_Work to complete_:
Every entry must be echoed exactly.

[Dataset records]
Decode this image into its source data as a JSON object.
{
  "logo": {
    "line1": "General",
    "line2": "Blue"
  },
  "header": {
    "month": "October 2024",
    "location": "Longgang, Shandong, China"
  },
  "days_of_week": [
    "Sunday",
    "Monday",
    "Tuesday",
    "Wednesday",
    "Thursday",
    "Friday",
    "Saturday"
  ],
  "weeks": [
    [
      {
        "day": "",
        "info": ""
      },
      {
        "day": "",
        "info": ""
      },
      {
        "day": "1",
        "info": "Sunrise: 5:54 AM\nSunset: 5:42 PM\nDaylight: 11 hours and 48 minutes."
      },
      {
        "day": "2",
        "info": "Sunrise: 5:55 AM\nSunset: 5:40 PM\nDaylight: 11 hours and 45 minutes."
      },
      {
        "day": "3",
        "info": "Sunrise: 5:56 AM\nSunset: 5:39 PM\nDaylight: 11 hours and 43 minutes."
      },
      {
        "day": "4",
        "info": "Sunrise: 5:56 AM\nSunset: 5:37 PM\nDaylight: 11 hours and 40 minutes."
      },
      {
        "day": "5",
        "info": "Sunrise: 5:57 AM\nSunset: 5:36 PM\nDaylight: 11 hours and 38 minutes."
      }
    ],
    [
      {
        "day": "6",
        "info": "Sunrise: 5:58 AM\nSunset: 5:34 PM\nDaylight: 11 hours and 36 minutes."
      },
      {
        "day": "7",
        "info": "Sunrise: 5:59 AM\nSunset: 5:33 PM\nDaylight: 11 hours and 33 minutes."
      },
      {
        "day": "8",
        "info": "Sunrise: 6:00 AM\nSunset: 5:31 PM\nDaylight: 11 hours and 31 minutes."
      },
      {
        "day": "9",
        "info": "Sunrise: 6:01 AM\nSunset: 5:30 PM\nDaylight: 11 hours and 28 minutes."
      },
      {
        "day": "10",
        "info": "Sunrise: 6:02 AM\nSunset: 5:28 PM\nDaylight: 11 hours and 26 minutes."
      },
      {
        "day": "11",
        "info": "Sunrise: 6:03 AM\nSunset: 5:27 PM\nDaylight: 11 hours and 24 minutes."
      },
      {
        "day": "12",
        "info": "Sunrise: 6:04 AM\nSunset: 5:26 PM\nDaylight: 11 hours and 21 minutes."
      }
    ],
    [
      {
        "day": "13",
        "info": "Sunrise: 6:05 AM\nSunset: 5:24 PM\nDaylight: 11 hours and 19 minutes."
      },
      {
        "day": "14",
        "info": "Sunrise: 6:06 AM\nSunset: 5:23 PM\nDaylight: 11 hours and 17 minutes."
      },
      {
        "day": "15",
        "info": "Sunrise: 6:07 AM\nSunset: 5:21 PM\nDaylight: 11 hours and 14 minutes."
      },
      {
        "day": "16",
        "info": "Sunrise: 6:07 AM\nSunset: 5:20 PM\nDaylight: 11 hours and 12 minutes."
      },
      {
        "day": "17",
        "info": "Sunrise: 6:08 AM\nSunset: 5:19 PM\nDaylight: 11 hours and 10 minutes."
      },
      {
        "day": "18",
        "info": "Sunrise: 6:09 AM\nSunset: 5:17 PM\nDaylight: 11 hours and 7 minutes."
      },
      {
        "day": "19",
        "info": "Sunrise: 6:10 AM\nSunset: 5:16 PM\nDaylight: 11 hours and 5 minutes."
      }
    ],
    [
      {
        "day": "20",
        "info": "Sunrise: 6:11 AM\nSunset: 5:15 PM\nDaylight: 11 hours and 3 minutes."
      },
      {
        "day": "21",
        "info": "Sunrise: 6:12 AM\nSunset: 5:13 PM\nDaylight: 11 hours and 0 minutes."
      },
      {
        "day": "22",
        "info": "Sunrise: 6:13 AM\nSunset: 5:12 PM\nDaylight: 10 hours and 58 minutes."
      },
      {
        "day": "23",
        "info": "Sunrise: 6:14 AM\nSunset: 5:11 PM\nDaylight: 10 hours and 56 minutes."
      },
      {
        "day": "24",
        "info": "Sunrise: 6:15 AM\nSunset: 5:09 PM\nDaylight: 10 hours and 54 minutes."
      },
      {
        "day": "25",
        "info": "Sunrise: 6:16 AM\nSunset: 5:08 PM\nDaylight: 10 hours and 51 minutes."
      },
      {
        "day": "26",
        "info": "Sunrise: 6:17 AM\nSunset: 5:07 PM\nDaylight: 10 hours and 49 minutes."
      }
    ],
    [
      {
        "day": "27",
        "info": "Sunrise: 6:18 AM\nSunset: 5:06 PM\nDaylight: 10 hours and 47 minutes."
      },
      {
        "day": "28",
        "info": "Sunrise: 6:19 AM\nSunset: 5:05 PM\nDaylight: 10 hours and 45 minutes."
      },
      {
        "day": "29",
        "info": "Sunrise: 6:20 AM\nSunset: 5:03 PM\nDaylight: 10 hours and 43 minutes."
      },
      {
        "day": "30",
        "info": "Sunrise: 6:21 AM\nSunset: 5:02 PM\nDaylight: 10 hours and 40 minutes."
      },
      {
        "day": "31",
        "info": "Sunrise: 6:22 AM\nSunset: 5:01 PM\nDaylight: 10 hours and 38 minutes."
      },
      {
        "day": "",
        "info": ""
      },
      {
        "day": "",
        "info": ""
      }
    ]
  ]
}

_Result for this exercise_:
Decode this image into its source data as a JSON object.
{
  "logo": {
    "line1": "General",
    "line2": "Blue"
  },
  "header": {
    "month": "October 2024",
    "location": "Longgang, Shandong, China"
  },
  "days_of_week": [
    "Sunday",
    "Monday",
    "Tuesday",
    "Wednesday",
    "Thursday",
    "Friday",
    "Saturday"
  ],
  "weeks": [
    [
      {
        "day": "",
        "info": ""
      },
      {
        "day": "",
        "info": ""
      },
      {
        "day": "1",
        "info": "Sunrise: 5:54 AM\nSunset: 5:42 PM\nDaylight: 11 hours and 48 minutes."
      },
      {
        "day": "2",
        "info": "Sunrise: 5:55 AM\nSunset: 5:40 PM\nDaylight: 11 hours and 45 minutes."
      },
      {
        "day": "3",
        "info": "Sunrise: 5:56 AM\nSunset: 5:39 PM\nDaylight: 11 hours and 43 minutes."
      },
      {
        "day": "4",
        "info": "Sunrise: 5:56 AM\nSunset: 5:37 PM\nDaylight: 11 hours and 40 minutes."
      },
      {
        "day": "5",
        "info": "Sunrise: 5:57 AM\nSunset: 5:36 PM\nDaylight: 11 hours and 38 minutes."
      }
    ],
    [
      {
        "day": "6",
        "info": "Sunrise: 5:58 AM\nSunset: 5:34 PM\nDaylight: 11 hours and 36 minutes."
      },
      {
        "day": "7",
        "info": "Sunrise: 5:59 AM\nSunset: 5:33 PM\nDaylight: 11 hours and 33 minutes."
      },
      {
        "day": "8",
        "info": "Sunrise: 6:00 AM\nSunset: 5:31 PM\nDaylight: 11 hours and 31 minutes."
      },
      {
        "day": "9",
        "info": "Sunrise: 6:01 AM\nSunset: 5:30 PM\nDaylight: 11 hours and 28 minutes."
      },
      {
        "day": "10",
        "info": "Sunrise: 6:02 AM\nSunset: 5:28 PM\nDaylight: 11 hours and 26 minutes."
      },
      {
        "day": "11",
        "info": "Sunrise: 6:03 AM\nSunset: 5:27 PM\nDaylight: 11 hours and 24 minutes."
      },
      {
        "day": "12",
        "info": "Sunrise: 6:04 AM\nSunset: 5:26 PM\nDaylight: 11 hours and 21 minutes."
      }
    ],
    [
      {
        "day": "13",
        "info": "Sunrise: 6:05 AM\nSunset: 5:24 PM\nDaylight: 11 hours and 19 minutes."
      },
      {
        "day": "14",
        "info": "Sunrise: 6:06 AM\nSunset: 5:23 PM\nDaylight: 11 hours and 17 minutes."
      },
      {
        "day": "15",
        "info": "Sunrise: 6:07 AM\nSunset: 5:21 PM\nDaylight: 11 hours and 14 minutes."
      },
      {
        "day": "16",
        "info": "Sunrise: 6:07 AM\nSunset: 5:20 PM\nDaylight: 11 hours and 12 minutes."
      },
      {
        "day": "17",
        "info": "Sunrise: 6:08 AM\nSunset: 5:19 PM\nDaylight: 11 hours and 10 minutes."
      },
      {
        "day": "18",
        "info": "Sunrise: 6:09 AM\nSunset: 5:17 PM\nDaylight: 11 hours and 7 minutes."
      },
      {
        "day": "19",
        "info": "Sunrise: 6:10 AM\nSunset: 5:16 PM\nDaylight: 11 hours and 5 minutes."
      }
    ],
    [
      {
        "day": "20",
        "info": "Sunrise: 6:11 AM\nSunset: 5:15 PM\nDaylight: 11 hours and 3 minutes."
      },
      {
        "day": "21",
        "info": "Sunrise: 6:12 AM\nSunset: 5:13 PM\nDaylight: 11 hours and 0 minutes."
      },
      {
        "day": "22",
        "info": "Sunrise: 6:13 AM\nSunset: 5:12 PM\nDaylight: 10 hours and 58 minutes."
      },
      {
        "day": "23",
        "info": "Sunrise: 6:14 AM\nSunset: 5:11 PM\nDaylight: 10 hours and 56 minutes."
      },
      {
        "day": "24",
        "info": "Sunrise: 6:15 AM\nSunset: 5:09 PM\nDaylight: 10 hours and 54 minutes."
      },
      {
        "day": "25",
        "info": "Sunrise: 6:16 AM\nSunset: 5:08 PM\nDaylight: 10 hours and 51 minutes."
      },
      {
        "day": "26",
        "info": "Sunrise: 6:17 AM\nSunset: 5:07 PM\nDaylight: 10 hours and 49 minutes."
      }
    ],
    [
      {
        "day": "27",
        "info": "Sunrise: 6:18 AM\nSunset: 5:06 PM\nDaylight: 10 hours and 47 minutes."
      },
      {
        "day": "28",
        "info": "Sunrise: 6:19 AM\nSunset: 5:05 PM\nDaylight: 10 hours and 45 minutes."
      },
      {
        "day": "29",
        "info": "Sunrise: 6:20 AM\nSunset: 5:03 PM\nDaylight: 10 hours and 43 minutes."
      },
      {
        "day": "30",
        "info": "Sunrise: 6:21 AM\nSunset: 5:02 PM\nDaylight: 10 hours and 40 minutes."
      },
      {
        "day": "31",
        "info": "Sunrise: 6:22 AM\nSunset: 5:01 PM\nDaylight: 10 hours and 38 minutes."
      },
      {
        "day": "",
        "info": ""
      },
      {
        "day": "",
        "info": ""
      }
    ]
  ]
}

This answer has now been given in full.